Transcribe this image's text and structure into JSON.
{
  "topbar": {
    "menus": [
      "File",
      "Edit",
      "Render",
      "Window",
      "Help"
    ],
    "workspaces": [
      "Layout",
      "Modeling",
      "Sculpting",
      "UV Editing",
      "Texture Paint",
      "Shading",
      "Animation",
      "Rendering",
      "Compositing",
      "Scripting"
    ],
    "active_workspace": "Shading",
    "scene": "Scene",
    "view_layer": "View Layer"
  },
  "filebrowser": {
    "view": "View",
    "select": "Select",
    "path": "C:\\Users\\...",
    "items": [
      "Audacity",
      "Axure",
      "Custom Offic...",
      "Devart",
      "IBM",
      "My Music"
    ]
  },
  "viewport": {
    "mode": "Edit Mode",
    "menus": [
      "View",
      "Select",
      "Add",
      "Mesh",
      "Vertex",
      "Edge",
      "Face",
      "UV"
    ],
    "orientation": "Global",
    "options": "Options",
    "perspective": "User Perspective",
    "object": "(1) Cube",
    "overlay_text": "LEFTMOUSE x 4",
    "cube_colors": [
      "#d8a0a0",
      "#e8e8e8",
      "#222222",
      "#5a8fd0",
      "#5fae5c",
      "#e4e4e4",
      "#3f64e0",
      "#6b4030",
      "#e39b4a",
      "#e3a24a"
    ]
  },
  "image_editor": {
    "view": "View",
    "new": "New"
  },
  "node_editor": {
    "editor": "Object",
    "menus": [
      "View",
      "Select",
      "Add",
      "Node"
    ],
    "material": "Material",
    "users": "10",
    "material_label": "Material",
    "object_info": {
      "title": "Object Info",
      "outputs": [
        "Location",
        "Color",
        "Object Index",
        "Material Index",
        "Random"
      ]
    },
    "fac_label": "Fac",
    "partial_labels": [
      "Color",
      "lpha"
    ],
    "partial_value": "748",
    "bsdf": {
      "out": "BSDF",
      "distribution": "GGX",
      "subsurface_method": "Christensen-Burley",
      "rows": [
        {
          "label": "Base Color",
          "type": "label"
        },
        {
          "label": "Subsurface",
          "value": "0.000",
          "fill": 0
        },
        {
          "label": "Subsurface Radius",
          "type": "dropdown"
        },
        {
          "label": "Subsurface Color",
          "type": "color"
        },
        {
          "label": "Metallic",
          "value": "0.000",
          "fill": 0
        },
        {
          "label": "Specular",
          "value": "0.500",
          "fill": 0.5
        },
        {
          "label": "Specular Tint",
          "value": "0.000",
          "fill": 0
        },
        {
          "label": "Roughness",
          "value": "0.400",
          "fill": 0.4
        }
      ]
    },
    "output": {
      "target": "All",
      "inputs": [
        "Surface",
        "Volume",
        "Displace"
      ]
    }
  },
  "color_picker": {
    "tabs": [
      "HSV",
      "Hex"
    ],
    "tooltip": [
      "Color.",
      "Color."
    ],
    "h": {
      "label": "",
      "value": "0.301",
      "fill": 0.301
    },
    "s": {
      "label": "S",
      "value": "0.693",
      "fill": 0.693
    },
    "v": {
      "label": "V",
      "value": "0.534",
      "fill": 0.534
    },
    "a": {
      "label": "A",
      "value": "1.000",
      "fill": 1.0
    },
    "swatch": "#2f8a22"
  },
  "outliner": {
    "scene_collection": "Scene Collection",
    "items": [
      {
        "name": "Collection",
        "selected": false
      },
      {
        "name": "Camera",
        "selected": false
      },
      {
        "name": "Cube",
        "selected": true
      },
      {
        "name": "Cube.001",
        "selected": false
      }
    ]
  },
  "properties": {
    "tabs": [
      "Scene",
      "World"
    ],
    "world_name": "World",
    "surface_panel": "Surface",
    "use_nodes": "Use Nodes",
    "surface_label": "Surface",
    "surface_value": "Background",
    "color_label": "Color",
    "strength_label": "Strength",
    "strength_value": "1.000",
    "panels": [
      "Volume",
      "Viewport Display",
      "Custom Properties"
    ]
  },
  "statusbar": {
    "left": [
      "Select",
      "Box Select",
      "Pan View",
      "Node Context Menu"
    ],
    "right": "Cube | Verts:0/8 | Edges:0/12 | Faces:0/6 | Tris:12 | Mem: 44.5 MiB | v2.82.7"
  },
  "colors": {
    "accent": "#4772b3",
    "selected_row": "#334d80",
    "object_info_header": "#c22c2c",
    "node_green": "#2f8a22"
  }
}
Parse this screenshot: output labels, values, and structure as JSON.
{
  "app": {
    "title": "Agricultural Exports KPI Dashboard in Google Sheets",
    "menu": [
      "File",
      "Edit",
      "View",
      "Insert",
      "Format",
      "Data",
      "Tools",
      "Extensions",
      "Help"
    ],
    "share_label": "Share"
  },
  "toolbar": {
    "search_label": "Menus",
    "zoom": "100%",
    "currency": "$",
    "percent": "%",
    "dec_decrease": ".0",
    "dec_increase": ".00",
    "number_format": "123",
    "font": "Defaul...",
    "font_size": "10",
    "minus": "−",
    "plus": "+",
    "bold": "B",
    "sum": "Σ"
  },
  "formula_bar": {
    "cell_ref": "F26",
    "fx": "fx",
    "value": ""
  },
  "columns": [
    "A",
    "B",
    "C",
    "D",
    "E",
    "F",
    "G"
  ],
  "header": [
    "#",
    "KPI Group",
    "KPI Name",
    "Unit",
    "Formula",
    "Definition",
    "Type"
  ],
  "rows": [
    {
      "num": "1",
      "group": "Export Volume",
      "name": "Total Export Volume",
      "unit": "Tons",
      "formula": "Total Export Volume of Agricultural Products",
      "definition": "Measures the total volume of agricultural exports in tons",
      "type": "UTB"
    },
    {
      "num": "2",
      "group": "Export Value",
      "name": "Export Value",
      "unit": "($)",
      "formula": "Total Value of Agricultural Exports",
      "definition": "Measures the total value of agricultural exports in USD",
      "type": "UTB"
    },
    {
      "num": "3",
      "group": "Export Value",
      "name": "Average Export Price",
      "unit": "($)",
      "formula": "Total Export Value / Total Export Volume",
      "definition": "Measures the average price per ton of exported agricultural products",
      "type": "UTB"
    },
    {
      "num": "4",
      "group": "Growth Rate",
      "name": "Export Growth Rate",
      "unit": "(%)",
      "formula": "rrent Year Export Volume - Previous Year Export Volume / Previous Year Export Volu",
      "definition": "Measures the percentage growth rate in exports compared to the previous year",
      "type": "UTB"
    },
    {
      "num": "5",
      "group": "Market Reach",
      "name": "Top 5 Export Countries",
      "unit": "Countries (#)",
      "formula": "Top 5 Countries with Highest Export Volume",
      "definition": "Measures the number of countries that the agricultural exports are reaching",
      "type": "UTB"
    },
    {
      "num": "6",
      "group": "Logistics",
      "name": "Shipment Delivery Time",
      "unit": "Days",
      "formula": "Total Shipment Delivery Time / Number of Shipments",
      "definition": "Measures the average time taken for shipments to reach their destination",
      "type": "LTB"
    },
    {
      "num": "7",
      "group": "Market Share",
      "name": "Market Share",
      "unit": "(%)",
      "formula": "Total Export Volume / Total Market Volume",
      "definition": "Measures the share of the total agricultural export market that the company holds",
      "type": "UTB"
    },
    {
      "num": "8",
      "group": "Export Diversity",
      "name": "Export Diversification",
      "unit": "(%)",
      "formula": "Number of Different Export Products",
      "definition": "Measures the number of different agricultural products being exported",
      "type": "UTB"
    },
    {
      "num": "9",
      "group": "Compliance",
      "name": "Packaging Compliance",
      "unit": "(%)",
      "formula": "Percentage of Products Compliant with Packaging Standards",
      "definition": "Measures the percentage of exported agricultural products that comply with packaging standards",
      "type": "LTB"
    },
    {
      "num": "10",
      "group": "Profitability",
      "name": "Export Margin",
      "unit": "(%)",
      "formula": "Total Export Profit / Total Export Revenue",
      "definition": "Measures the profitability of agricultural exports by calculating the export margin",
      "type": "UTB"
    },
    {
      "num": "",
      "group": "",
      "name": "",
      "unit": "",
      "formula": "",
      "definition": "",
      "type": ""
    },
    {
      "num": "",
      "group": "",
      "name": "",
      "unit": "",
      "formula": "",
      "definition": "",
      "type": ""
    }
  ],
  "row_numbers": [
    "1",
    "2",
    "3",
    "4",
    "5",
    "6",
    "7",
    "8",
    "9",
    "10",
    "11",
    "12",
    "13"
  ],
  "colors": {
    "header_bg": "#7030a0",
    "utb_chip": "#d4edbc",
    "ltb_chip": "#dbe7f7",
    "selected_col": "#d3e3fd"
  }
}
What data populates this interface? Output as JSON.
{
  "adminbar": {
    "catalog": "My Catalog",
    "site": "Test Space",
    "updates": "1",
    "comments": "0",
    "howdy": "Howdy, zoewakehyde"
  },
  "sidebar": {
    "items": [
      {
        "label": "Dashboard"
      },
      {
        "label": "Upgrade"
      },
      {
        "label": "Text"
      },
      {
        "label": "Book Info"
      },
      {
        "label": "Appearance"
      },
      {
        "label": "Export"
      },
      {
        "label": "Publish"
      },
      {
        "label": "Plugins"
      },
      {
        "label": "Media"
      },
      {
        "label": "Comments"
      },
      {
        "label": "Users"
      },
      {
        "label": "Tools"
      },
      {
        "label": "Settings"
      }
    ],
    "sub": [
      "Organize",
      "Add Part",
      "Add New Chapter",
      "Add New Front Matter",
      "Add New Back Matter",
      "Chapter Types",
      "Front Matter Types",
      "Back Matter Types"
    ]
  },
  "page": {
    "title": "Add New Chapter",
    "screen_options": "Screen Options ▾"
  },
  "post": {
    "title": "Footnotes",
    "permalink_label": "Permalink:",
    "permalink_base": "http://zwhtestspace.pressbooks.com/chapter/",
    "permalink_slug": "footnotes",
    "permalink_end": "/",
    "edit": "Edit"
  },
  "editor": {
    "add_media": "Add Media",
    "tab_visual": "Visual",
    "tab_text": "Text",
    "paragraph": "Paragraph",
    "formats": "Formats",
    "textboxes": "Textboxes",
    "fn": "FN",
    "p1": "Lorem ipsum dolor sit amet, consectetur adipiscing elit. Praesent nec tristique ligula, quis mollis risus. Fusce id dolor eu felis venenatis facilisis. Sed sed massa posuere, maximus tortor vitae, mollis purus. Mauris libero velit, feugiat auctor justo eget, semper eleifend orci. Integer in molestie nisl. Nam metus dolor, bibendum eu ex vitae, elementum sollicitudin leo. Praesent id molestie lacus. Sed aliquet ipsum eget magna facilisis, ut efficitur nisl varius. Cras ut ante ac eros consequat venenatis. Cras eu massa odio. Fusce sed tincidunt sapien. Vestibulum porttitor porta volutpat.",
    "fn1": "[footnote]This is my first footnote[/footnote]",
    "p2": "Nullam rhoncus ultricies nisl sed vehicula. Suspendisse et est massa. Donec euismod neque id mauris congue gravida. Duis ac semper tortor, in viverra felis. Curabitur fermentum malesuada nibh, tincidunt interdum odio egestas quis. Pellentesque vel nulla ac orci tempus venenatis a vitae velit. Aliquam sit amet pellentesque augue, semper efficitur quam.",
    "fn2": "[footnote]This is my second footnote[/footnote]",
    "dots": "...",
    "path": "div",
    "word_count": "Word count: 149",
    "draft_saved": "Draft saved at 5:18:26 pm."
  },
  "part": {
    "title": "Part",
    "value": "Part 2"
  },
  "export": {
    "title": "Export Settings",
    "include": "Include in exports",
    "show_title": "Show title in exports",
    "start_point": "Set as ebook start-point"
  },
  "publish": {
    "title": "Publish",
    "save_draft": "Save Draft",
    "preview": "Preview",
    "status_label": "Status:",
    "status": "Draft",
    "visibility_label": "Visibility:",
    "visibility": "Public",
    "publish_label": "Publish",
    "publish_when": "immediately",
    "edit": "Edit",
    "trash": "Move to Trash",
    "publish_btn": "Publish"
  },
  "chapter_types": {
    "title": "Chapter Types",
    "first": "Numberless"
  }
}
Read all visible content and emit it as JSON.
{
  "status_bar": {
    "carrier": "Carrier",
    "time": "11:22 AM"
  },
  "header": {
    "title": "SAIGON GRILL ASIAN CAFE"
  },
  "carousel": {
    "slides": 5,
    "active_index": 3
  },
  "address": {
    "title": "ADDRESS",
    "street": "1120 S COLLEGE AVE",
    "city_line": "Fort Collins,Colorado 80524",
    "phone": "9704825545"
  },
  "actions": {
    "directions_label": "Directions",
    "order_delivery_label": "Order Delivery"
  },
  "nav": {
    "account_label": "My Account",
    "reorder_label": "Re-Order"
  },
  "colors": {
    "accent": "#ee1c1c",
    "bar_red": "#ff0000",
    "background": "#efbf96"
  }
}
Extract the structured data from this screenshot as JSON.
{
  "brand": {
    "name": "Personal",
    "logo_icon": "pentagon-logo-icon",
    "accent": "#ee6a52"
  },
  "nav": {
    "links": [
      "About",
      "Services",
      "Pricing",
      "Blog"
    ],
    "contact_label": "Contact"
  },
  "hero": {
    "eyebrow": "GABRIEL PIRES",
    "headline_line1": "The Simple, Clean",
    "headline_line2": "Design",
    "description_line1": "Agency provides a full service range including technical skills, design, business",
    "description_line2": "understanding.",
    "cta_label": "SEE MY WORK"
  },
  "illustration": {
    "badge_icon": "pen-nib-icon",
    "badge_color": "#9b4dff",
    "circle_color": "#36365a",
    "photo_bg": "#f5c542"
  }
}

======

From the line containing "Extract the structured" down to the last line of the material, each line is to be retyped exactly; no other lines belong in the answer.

▶ _Output for this task_
Extract the structured data from this screenshot as JSON.
{
  "brand": {
    "name": "Personal",
    "logo_icon": "pentagon-logo-icon",
    "accent": "#ee6a52"
  },
  "nav": {
    "links": [
      "About",
      "Services",
      "Pricing",
      "Blog"
    ],
    "contact_label": "Contact"
  },
  "hero": {
    "eyebrow": "GABRIEL PIRES",
    "headline_line1": "The Simple, Clean",
    "headline_line2": "Design",
    "description_line1": "Agency provides a full service range including technical skills, design, business",
    "description_line2": "understanding.",
    "cta_label": "SEE MY WORK"
  },
  "illustration": {
    "badge_icon": "pen-nib-icon",
    "badge_color": "#9b4dff",
    "circle_color": "#36365a",
    "photo_bg": "#f5c542"
  }
}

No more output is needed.